Top of GIVEN ENTRIES
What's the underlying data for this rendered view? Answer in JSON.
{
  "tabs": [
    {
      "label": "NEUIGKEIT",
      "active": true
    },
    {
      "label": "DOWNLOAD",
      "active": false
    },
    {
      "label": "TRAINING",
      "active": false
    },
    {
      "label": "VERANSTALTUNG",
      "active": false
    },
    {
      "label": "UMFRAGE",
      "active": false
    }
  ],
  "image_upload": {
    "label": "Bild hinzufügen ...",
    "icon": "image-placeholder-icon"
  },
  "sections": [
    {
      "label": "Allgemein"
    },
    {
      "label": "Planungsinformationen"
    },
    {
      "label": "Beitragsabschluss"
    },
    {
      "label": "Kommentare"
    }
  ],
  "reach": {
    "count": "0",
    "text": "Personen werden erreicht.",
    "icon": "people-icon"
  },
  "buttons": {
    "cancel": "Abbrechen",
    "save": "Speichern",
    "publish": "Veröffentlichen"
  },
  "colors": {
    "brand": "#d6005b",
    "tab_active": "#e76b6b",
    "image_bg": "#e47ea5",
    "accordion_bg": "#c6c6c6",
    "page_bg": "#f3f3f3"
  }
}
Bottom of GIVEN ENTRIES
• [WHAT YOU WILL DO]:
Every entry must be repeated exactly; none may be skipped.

• [ANSWER SECTION]:
What's the underlying data for this rendered view? Answer in JSON.
{
  "tabs": [
    {
      "label": "NEUIGKEIT",
      "active": true
    },
    {
      "label": "DOWNLOAD",
      "active": false
    },
    {
      "label": "TRAINING",
      "active": false
    },
    {
      "label": "VERANSTALTUNG",
      "active": false
    },
    {
      "label": "UMFRAGE",
      "active": false
    }
  ],
  "image_upload": {
    "label": "Bild hinzufügen ...",
    "icon": "image-placeholder-icon"
  },
  "sections": [
    {
      "label": "Allgemein"
    },
    {
      "label": "Planungsinformationen"
    },
    {
      "label": "Beitragsabschluss"
    },
    {
      "label": "Kommentare"
    }
  ],
  "reach": {
    "count": "0",
    "text": "Personen werden erreicht.",
    "icon": "people-icon"
  },
  "buttons": {
    "cancel": "Abbrechen",
    "save": "Speichern",
    "publish": "Veröffentlichen"
  },
  "colors": {
    "brand": "#d6005b",
    "tab_active": "#e76b6b",
    "image_bg": "#e47ea5",
    "accordion_bg": "#c6c6c6",
    "page_bg": "#f3f3f3"
  }
}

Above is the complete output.